*** Opening of The data ***

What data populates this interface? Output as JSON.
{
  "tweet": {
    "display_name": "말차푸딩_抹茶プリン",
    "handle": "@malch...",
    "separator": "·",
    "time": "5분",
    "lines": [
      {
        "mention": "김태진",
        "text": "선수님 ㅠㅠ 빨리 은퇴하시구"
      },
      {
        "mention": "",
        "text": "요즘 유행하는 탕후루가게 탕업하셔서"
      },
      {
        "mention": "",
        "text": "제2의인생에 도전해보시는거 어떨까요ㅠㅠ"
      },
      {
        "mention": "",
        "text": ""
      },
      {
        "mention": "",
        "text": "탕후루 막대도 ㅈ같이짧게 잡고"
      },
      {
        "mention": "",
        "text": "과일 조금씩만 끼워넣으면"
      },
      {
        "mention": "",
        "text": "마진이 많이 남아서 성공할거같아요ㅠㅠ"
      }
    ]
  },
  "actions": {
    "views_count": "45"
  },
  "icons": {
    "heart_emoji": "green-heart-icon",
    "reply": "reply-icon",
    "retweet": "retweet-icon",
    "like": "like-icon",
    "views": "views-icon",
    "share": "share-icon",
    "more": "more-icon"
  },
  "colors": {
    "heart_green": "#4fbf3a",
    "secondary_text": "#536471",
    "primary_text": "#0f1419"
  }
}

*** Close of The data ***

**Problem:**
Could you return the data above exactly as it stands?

**Exercise solution:**
What data populates this interface? Output as JSON.
{
  "tweet": {
    "display_name": "말차푸딩_抹茶プリン",
    "handle": "@malch...",
    "separator": "·",
    "time": "5분",
    "lines": [
      {
        "mention": "김태진",
        "text": "선수님 ㅠㅠ 빨리 은퇴하시구"
      },
      {
        "mention": "",
        "text": "요즘 유행하는 탕후루가게 탕업하셔서"
      },
      {
        "mention": "",
        "text": "제2의인생에 도전해보시는거 어떨까요ㅠㅠ"
      },
      {
        "mention": "",
        "text": ""
      },
      {
        "mention": "",
        "text": "탕후루 막대도 ㅈ같이짧게 잡고"
      },
      {
        "mention": "",
        "text": "과일 조금씩만 끼워넣으면"
      },
      {
        "mention": "",
        "text": "마진이 많이 남아서 성공할거같아요ㅠㅠ"
      }
    ]
  },
  "actions": {
    "views_count": "45"
  },
  "icons": {
    "heart_emoji": "green-heart-icon",
    "reply": "reply-icon",
    "retweet": "retweet-icon",
    "like": "like-icon",
    "views": "views-icon",
    "share": "share-icon",
    "more": "more-icon"
  },
  "colors": {
    "heart_green": "#4fbf3a",
    "secondary_text": "#536471",
    "primary_text": "#0f1419"
  }
}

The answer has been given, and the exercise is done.